- [Assignment]:
Report how many lines of the material contain the string "class". Add nothing beyond the number.

- [Exercise materials]:

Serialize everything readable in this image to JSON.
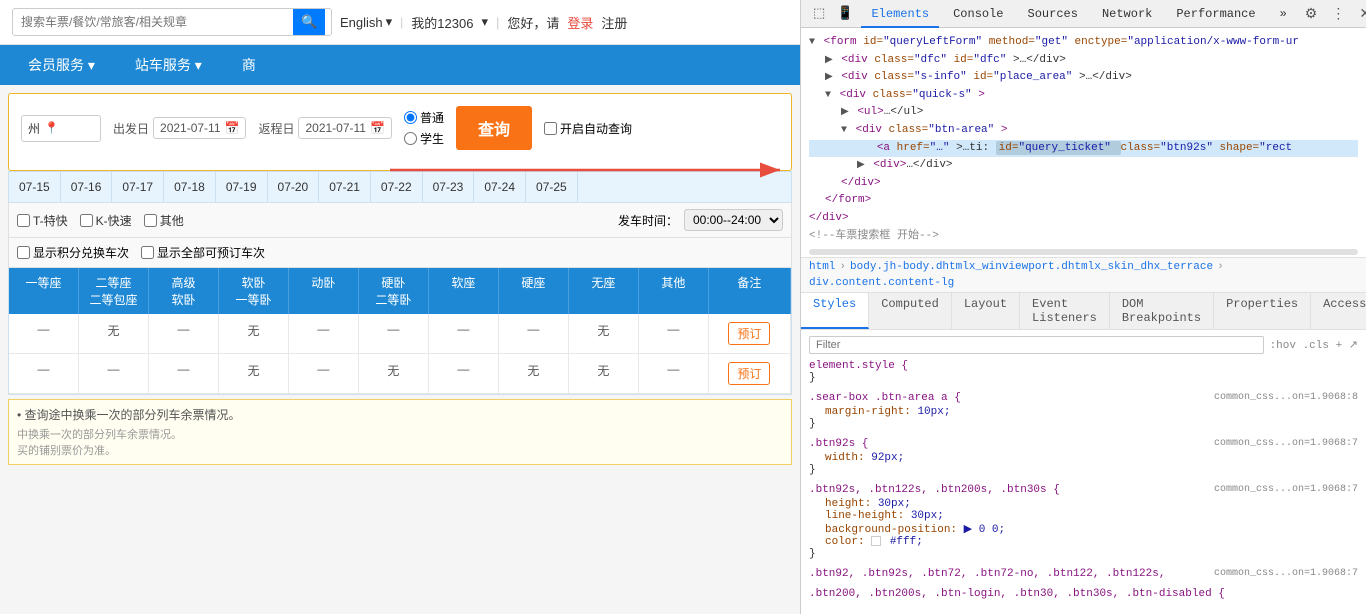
{
  "header": {
    "search_placeholder": "搜索车票/餐饮/常旅客/相关规章",
    "lang_label": "English",
    "user_greeting": "您好，请",
    "login_label": "登录",
    "register_label": "注册",
    "account_label": "我的12306"
  },
  "nav": {
    "items": [
      {
        "label": "会员服务 ▾"
      },
      {
        "label": "站车服务 ▾"
      },
      {
        "label": "商"
      }
    ]
  },
  "search_form": {
    "from_label": "州",
    "departure_label": "出发日",
    "departure_date": "2021-07-11",
    "return_label": "返程日",
    "return_date": "2021-07-11",
    "train_type_normal": "普通",
    "train_type_student": "学生",
    "query_btn": "查询",
    "auto_query": "开启自动查询"
  },
  "date_tabs": [
    "07-15",
    "07-16",
    "07-17",
    "07-18",
    "07-19",
    "07-20",
    "07-21",
    "07-22",
    "07-23",
    "07-24",
    "07-25"
  ],
  "filters": {
    "t_fast": "T-特快",
    "k_fast": "K-快速",
    "other": "其他",
    "depart_time": "发车时间：",
    "time_range": "00:00--24:00"
  },
  "display_options": {
    "show_integral": "显示积分兑换车次",
    "show_all": "显示全部可预订车次"
  },
  "table": {
    "headers": [
      "一等座",
      "二等座\n二等包座",
      "高级\n软卧",
      "软卧\n一等卧",
      "动卧",
      "硬卧\n二等卧",
      "软座",
      "硬座",
      "无座",
      "其他",
      "备注"
    ],
    "rows": [
      {
        "cells": [
          "—",
          "无",
          "—",
          "无",
          "—",
          "—",
          "—",
          "—",
          "无",
          "—"
        ],
        "note": "预订"
      },
      {
        "cells": [
          "—",
          "—",
          "—",
          "无",
          "—",
          "无",
          "—",
          "无",
          "无",
          "—"
        ],
        "note": "预订"
      }
    ]
  },
  "notes": [
    "查询途中换乘一次的部分列车余票情况。",
    "中换乘一次的部分列车余票情况。",
    "买的铺别票价为准。"
  ],
  "devtools": {
    "tabs": [
      "Elements",
      "Console",
      "Sources",
      "Network",
      "Performance"
    ],
    "active_tab": "Elements",
    "more_tabs_label": "»",
    "html_tree": [
      {
        "indent": 0,
        "text": "▼ <form id=\"queryLeftForm\" method=\"get\" enctype=\"application/x-www-form-ur"
      },
      {
        "indent": 1,
        "text": "▶ <div class=\"dfc\" id=\"dfc\">…</div>"
      },
      {
        "indent": 1,
        "text": "▶ <div class=\"s-info\" id=\"place_area\">…</div>"
      },
      {
        "indent": 1,
        "text": "▼ <div class=\"quick-s\">"
      },
      {
        "indent": 2,
        "text": "▶ <ul>…</ul>"
      },
      {
        "indent": 2,
        "text": "▼ <div class=\"btn-area\">"
      },
      {
        "indent": 3,
        "text": "  <a href=\"…\">…ti: id=\"query_ticket\" class=\"btn92s\" shape=\"rect"
      },
      {
        "indent": 3,
        "text": "▶ <div>…</div>"
      },
      {
        "indent": 2,
        "text": "</div>"
      },
      {
        "indent": 1,
        "text": "</form>"
      },
      {
        "indent": 0,
        "text": "</div>"
      },
      {
        "indent": 0,
        "text": "<!--车票搜索框 开始-->"
      }
    ],
    "breadcrumb": [
      "html",
      "body.jh-body.dhtmlx_winviewport.dhtmlx_skin_dhx_terrace",
      "div.content.content-lg"
    ],
    "sub_tabs": [
      "Styles",
      "Computed",
      "Layout",
      "Event Listeners",
      "DOM Breakpoints",
      "Properties",
      "Accessibility"
    ],
    "active_sub_tab": "Styles",
    "filter_hint": ":hov .cls + ↗",
    "css_rules": [
      {
        "selector": "element.style {",
        "properties": [],
        "source": ""
      },
      {
        "selector": ".sear-box .btn-area a {",
        "properties": [
          {
            "prop": "margin-right:",
            "val": " 10px;"
          }
        ],
        "source": "common_css...on=1.9068:8"
      },
      {
        "selector": ".btn92s {",
        "properties": [
          {
            "prop": "width:",
            "val": " 92px;"
          }
        ],
        "source": "common_css...on=1.9068:7"
      },
      {
        "selector": ".btn92s, .btn122s, .btn200s, .btn30s {",
        "properties": [
          {
            "prop": "height:",
            "val": " 30px;"
          },
          {
            "prop": "line-height:",
            "val": " 30px;"
          },
          {
            "prop": "background-position:",
            "val": " ▶ 0 0;"
          },
          {
            "prop": "color:",
            "val": " □#fff;"
          }
        ],
        "source": "common_css...on=1.9068:7"
      },
      {
        "selector": ".btn92, .btn92s, .btn72, .btn72-no, .btn122, .btn122s,",
        "properties": [],
        "source": "common_css...on=1.9068:7"
      },
      {
        "selector": ".btn200, .btn200s, .btn-login, .btn30, .btn30s, .btn-disabled {",
        "properties": [],
        "source": ""
      }
    ]
  }
}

- [Exercise solution]:
5